Shopping - your most political act

Usually when we think of political acts, we think of voting and elections and political parties and maybe even political protests. Well, I'd like you to think about this premise: that shopping is the most political act you will ever undertake.

What?? (or, as the Thai love to shriek, "array wah??!!")

Politics is nothing more than the system we make for managing and governing groups of people, whether that be at the local community level or on a national level. And right at the heart of the growth of a community and the health of a national economy is the age-old issue of the flow of money and resources.

The choice I make of where and how I shop profoundly affects people, whether I am conscious of this fact or not.

Let me share a living example from Chiang Mai, Thailand. In my local village, there is a Thai mini-mart that sells everything you could ever want, next door to a newly established Tesco-mini mart. The Tesco is brighter and bigger and has better aircon, but is actually more expensive and has less products to choose from; it is also part of a multi-national retail group which ultimately siphons the profits back to the UK. So if I spend my 1,000 baht at Tesco, after costs and taxes etc are paid, the profit goes to the UK, which enriches the UK economy in the longer term. If, however, I choose to spend that same 1,000 baht at the Thai mini-mart next door, the same profit will be spent here in Thailand by the lovely Thai people who own that business. And then they, in turn, have the choice to enrich another Thai business, which grows the developing Thai economy.

When you buy fair trade products, you are literally buying into an ethos about all people having the right to a fair livelihood and fair employment conditions. You are literally putting money into the hands of a responsible employer so that they can go out and make another fair job for another person, which removes the financial burden from the state in the longer term.

When you buy direct from the manufacturer or grower, you are likewise making the growth of employment far more likely. With every middle man and distributor and level of administration involved in a financial transaction, you are reducing the amount that is returned to that person at the end of the line, the manufacturer, who is making something valuable and paying people to help them.

When you buy natural products that use ingredients directly grown on small farms and landholdings, you are supporting rural people who often struggle to get by. Conversely, when you buy a chemically enhanced non-natural product, you are using your money to support multi-national business, questionable industrial practices and, in the long term, depleting the health budget as the longer term results of chemical use manifest in our bodies.

Who would have thought that the simple, mindless act of a little retail therapy could have such a far reaching effect?

Next time you reach for your wallet to go shopping, think about what you're doing. Choose to shop wisely for products that will enhance the world we live in, not deplete and damage it further. Choose products that will put money back into the hands of responsible employers, not the greedy owners of a sweatshop somewhere. Choose products that will give long-term sustainability to our communities, countries and the world we live in.

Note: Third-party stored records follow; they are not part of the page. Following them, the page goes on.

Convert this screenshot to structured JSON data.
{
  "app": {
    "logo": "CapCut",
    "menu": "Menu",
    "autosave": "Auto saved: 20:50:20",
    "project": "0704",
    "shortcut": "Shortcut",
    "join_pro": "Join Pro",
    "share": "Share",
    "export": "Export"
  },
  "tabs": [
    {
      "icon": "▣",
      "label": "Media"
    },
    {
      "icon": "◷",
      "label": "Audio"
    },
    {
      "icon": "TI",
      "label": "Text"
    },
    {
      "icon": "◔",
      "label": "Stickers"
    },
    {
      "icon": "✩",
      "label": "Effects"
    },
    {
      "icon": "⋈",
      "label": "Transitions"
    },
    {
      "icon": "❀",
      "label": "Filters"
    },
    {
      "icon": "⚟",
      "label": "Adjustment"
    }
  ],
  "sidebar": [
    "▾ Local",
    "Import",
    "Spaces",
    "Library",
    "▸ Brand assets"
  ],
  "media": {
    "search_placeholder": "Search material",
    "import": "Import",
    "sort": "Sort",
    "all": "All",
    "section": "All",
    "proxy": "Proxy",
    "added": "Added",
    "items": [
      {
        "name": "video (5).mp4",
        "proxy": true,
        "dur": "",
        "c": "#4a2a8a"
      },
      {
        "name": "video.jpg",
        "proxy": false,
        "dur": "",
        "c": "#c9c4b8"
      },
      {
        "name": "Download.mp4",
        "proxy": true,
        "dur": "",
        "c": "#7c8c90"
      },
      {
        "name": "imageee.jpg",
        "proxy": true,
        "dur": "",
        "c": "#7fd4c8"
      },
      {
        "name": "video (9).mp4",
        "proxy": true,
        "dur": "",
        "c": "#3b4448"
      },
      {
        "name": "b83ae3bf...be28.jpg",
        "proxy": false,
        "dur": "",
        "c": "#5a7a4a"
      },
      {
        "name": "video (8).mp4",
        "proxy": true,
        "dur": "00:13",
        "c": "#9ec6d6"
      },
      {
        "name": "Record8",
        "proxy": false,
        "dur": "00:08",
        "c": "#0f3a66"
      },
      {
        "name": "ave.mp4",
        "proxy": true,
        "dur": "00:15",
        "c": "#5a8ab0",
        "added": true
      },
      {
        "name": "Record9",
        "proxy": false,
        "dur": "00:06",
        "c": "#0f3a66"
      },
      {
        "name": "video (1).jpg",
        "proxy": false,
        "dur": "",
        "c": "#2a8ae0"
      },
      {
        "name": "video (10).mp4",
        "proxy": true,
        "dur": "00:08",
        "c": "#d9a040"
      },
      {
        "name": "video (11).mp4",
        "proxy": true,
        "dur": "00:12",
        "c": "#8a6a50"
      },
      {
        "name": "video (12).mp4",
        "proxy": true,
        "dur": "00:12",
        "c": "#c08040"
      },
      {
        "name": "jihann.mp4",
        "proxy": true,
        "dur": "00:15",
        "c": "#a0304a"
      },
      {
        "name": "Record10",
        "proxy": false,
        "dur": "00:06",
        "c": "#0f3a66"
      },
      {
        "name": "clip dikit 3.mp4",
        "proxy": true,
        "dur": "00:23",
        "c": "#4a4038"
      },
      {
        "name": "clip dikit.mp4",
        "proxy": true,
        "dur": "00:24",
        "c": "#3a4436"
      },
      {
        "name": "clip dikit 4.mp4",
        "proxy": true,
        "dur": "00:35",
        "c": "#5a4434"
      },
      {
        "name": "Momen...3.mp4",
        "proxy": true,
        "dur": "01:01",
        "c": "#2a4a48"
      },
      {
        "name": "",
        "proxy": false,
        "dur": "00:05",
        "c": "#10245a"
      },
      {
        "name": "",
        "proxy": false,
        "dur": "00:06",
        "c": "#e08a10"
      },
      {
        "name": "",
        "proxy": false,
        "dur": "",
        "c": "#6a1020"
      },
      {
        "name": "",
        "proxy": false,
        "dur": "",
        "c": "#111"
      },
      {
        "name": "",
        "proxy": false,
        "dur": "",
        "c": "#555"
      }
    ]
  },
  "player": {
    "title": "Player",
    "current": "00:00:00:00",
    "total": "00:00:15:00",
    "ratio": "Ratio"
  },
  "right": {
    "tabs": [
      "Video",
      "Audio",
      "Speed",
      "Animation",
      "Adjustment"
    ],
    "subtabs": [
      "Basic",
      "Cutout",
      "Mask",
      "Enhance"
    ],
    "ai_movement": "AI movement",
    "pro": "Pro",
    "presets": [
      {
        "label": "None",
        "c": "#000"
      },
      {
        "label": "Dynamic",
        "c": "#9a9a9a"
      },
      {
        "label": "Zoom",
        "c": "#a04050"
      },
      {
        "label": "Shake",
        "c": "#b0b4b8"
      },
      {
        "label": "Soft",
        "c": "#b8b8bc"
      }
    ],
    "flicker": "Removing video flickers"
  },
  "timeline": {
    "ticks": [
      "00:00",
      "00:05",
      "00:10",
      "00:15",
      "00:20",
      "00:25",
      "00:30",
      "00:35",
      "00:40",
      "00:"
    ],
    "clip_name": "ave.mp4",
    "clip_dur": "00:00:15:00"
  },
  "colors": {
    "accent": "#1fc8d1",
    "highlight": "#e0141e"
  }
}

So live, shop.... enjoy exercising your political rights! :)


  1. Marike thank you for this article. It is so true.
    In the over industrialised world where I am living in (the netherlands) we are very far away from this ideas. You really have to go find shops and products that are natural and not artificially enhanced.